Manaccan parish is in a district known as Meneage which means 'land of the monks', a designated Area of Outstanding Natural Beauty. The parish is bordered to the north by the Helford River (a drowned river valley or ria), to the west by St Martin-in-Meneage parish, to the south by St Keverne parish, and to the east by St Anthony-in-Meneage parish. The origin of the name Manaccan is probably derived not from a saint but from the Cornish for (church) of the monks. It was also at times called Minster in English because it must once have had a Celtic monastery. "St Manacca" is recorded as the patron saint as early as 1308.[3]

The population of Manaccan was 321 in the 2011 census,[4] an increase from 299 in the 2001 census.[5]

Manaccan lies within the Cornwall Area of Outstanding Natural Beauty (AONB). Almost a third of Cornwall has AONB designation, with the same status and protection as a National Park.

Buildings and antiquities[edit]

The parish church is dedicated to St Mannacus and St Dunstan. There was a Norman church here and fragments of it remain; the doorway is one of the best specimens of Norman entrances in Cornwall.[6] The rest of the structure is of the 13th and 15th centuries. The west tower is built of slate.[7] The church is well known for a large and flourishing fig-tree which is growing out of the western part of the south wall of the church. It has been there for at least 250 years.[8]

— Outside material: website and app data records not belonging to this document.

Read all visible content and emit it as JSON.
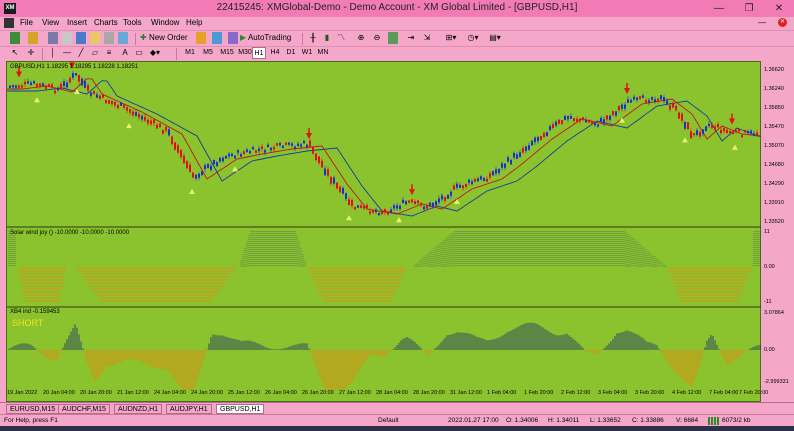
{
  "app": {
    "logo": "XM",
    "title": "22415245: XMGlobal-Demo - Demo Account - XM Global Limited - [GBPUSD,H1]",
    "controls": [
      "—",
      "❐",
      "✕"
    ]
  },
  "menu": [
    "File",
    "View",
    "Insert",
    "Charts",
    "Tools",
    "Window",
    "Help"
  ],
  "toolbar": {
    "new_order": "New Order",
    "autotrading": "AutoTrading",
    "timeframes": [
      "M1",
      "M5",
      "M15",
      "M30",
      "H1",
      "H4",
      "D1",
      "W1",
      "MN"
    ]
  },
  "chart": {
    "symbol_title": "GBPUSD,H1  1.18295 1.18295 1.18228 1.18251",
    "osc1_title": "Solar wind joy ()  -10.0000 -10.0000 -10.0000",
    "osc2_title": "XB4 ind -0.159453",
    "short_label": "SHORT",
    "price_ticks": [
      "1.36620",
      "1.36240",
      "1.35850",
      "1.35470",
      "1.35070",
      "1.34680",
      "1.34290",
      "1.33910",
      "1.33520"
    ],
    "osc1_ticks": [
      "11",
      "0.00",
      "-11"
    ],
    "osc2_ticks": [
      "3.07864",
      "0.00",
      "-2.999331"
    ],
    "x_ticks": [
      "19 Jan 2022",
      "20 Jan 04:00",
      "20 Jan 20:00",
      "21 Jan 12:00",
      "24 Jan 04:00",
      "24 Jan 20:00",
      "25 Jan 12:00",
      "26 Jan 04:00",
      "26 Jan 20:00",
      "27 Jan 12:00",
      "28 Jan 04:00",
      "28 Jan 20:00",
      "31 Jan 12:00",
      "1 Feb 04:00",
      "1 Feb 20:00",
      "2 Feb 12:00",
      "3 Feb 04:00",
      "3 Feb 20:00",
      "4 Feb 12:00",
      "7 Feb 04:00",
      "7 Feb 20:00"
    ],
    "colors": {
      "background": "#8bc32f",
      "bull": "#1a2fd0",
      "bear": "#e01010",
      "ma_red": "#c01818",
      "ma_blue": "#1a3a9a",
      "histo_up": "#1f3d63",
      "histo_down": "#e08a10"
    }
  },
  "tabs": [
    "EURUSD,M15",
    "AUDCHF,M15",
    "AUDNZD,H1",
    "AUDJPY,H1",
    "GBPUSD,H1"
  ],
  "active_tab": "GBPUSD,H1",
  "status": {
    "help": "For Help, press F1",
    "profile": "Default",
    "datetime": "2022.01.27 17:00",
    "open": "O: 1.34006",
    "high": "H: 1.34011",
    "low": "L: 1.33652",
    "close": "C: 1.33886",
    "volume": "V: 6684",
    "traffic": "6073/2 kb"
  }
}
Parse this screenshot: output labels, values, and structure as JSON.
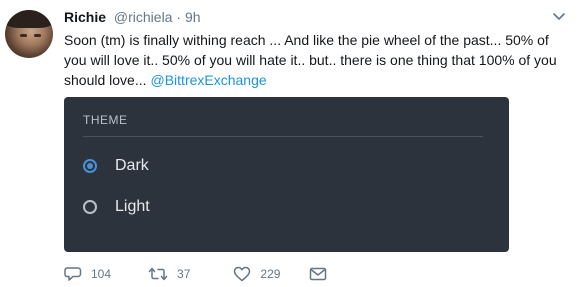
{
  "tweet": {
    "author_name": "Richie",
    "handle": "@richiela",
    "separator": "·",
    "time": "9h",
    "text": "Soon (tm) is finally withing reach ... And like the pie wheel of the past... 50% of you will love it.. 50% of you will hate it.. but.. there is one thing that 100% of you should love...",
    "mention": "@BittrexExchange"
  },
  "media": {
    "theme_label": "THEME",
    "options": [
      {
        "label": "Dark",
        "selected": true
      },
      {
        "label": "Light",
        "selected": false
      }
    ],
    "background_color": "#2d333c",
    "accent_color": "#4a90d9"
  },
  "actions": {
    "reply_count": "104",
    "retweet_count": "37",
    "like_count": "229"
  },
  "icons": [
    "chevron-down-icon",
    "reply-icon",
    "retweet-icon",
    "heart-icon",
    "envelope-icon"
  ]
}
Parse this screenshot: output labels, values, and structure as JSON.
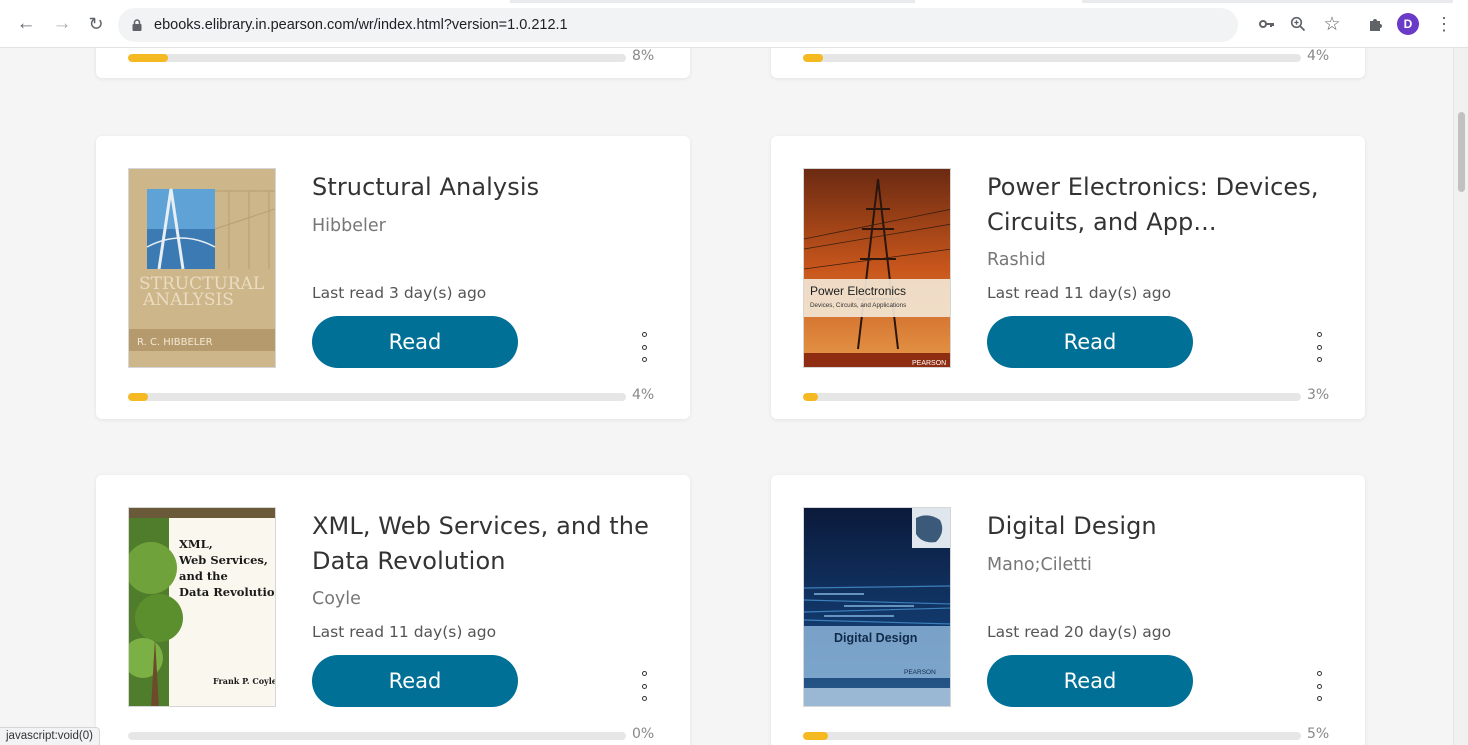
{
  "browser": {
    "url": "ebooks.elibrary.in.pearson.com/wr/index.html?version=1.0.212.1",
    "avatar_letter": "D",
    "status_text": "javascript:void(0)"
  },
  "colors": {
    "read_button": "#007096",
    "progress_fill": "#f5b921",
    "progress_track": "#e6e6e6"
  },
  "cards_top": [
    {
      "progress": 8,
      "percent_label": "8%"
    },
    {
      "progress": 4,
      "percent_label": "4%"
    }
  ],
  "books": [
    {
      "title": "Structural Analysis",
      "author": "Hibbeler",
      "last_read": "Last read 3 day(s) ago",
      "read_label": "Read",
      "progress": 4,
      "percent_label": "4%",
      "cover_text": [
        "STRUCTURAL",
        "ANALYSIS",
        "R. C. HIBBELER"
      ]
    },
    {
      "title": "Power Electronics: Devices, Circuits, and App...",
      "author": "Rashid",
      "last_read": "Last read 11 day(s) ago",
      "read_label": "Read",
      "progress": 3,
      "percent_label": "3%",
      "cover_text": [
        "Power Electronics",
        "Devices, Circuits, and Applications",
        "PEARSON"
      ]
    },
    {
      "title": "XML, Web Services, and the Data Revolution",
      "author": "Coyle",
      "last_read": "Last read 11 day(s) ago",
      "read_label": "Read",
      "progress": 0,
      "percent_label": "0%",
      "cover_text": [
        "XML,",
        "Web Services,",
        "and the",
        "Data Revolution",
        "Frank P. Coyle"
      ]
    },
    {
      "title": "Digital Design",
      "author": "Mano;Ciletti",
      "last_read": "Last read 20 day(s) ago",
      "read_label": "Read",
      "progress": 5,
      "percent_label": "5%",
      "cover_text": [
        "Digital Design",
        "PEARSON"
      ]
    }
  ]
}
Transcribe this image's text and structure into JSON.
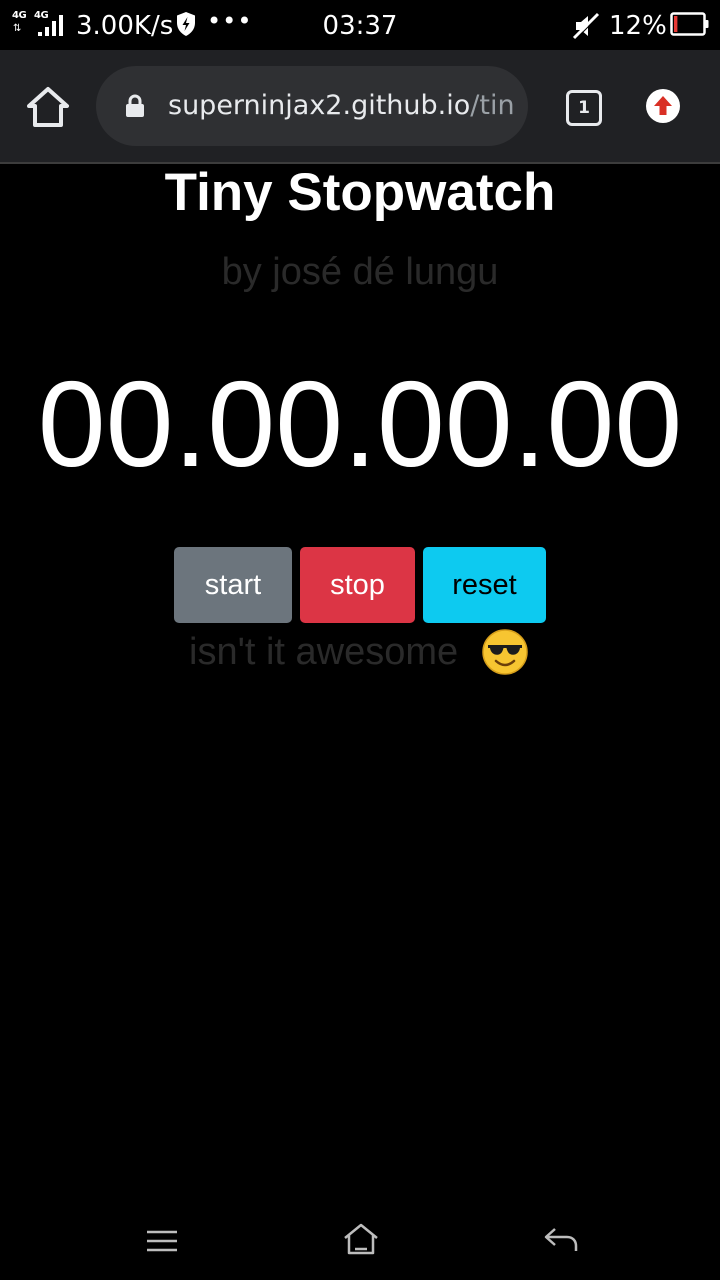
{
  "status_bar": {
    "network_type_1": "4G",
    "network_type_2": "4G",
    "data_arrows": "⇅",
    "speed": "3.00K/s",
    "more": "•••",
    "time": "03:37",
    "battery_percent": "12%",
    "battery_level": 0.12,
    "battery_color": "#e53935",
    "icons": [
      "signal-icon",
      "shield-icon",
      "mute-icon",
      "battery-icon"
    ]
  },
  "browser": {
    "url_host": "superninjax2.github.io",
    "url_path": "/tiny-stopwatch",
    "tab_count": "1",
    "update_color": "#d93025",
    "icons": [
      "home-icon",
      "lock-icon",
      "tabs-icon",
      "update-arrow-icon"
    ]
  },
  "app": {
    "title": "Tiny Stopwatch",
    "byline": "by josé dé lungu",
    "time_display": "00.00.00.00",
    "buttons": {
      "start": "start",
      "stop": "stop",
      "reset": "reset"
    },
    "tagline": "isn't it awesome",
    "tagline_emoji": "smiling-face-with-sunglasses-icon",
    "colors": {
      "start": "#6c757d",
      "stop": "#dc3545",
      "reset": "#0dcaf0"
    }
  },
  "nav_bar": {
    "icons": [
      "menu-icon",
      "home-icon",
      "back-icon"
    ]
  }
}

Boden Vean Fogou was rediscovered by a local farmer in the 1990s and was excavated by archaeologists in 2003[9] and in September and October 2008.


In 1791 William Gregor discovered titanium in the stream that runs through the valley just south of the village. The location is commemorated by a plaque placed next to the bridge. The mineral ilmenite, an iron titanium oxide, was a constituent of the ore identified by William Gregor; it has an alternative name manaccanite, derived from Manaccan.

Notable people[edit]

  • Thomas Flindell, newspaper publisher, was born at Helford in the parish.
  • Brigadier-General Francis Stewart Montague-Bates (1876–1954) was born and died at Manaccan
  • Richard Polwhele, clergyman and historian; Vicar of Manaccan. Polwhele was non-resident at Manaccan from 1806; he angered Manaccan parishioners with his efforts to restore the church and vicarage.


  1. ^ Place-names in the Standard Written Form (SWF) : List of place-names agreed by the MAGA Signage Panel Archived 15 May 2013 at the Wayback Machine.. Cornish Language Partnership.
  2. ^ Ordnance Survey: Landranger map sheet 204 Truro & Falmouth ISBN 978-0-319-23149-4
  3. ^ Cornish Church Guide (1925) Truro: Blackford; pp. 152-53
  4. ^ "Parish population 2011". Retrieved 10 February 2015. 
  5. ^ [1] GENUKI website; Manaccan; retrieved April 2010
  6. ^ [2] GENUKI website; Manaccan; retrieved April 2010
  7. ^ Pevsner, N. (1970) Cornwall; 2nd ed. Penguin Books; pp. 112-13
  8. ^ [3] GENUKI website; Manaccan; retrieved May 2010
  9. ^ Modern Antiquarian (The). "Higher Boden Fogou". Retrieved 1 June 2009. 

External links[edit]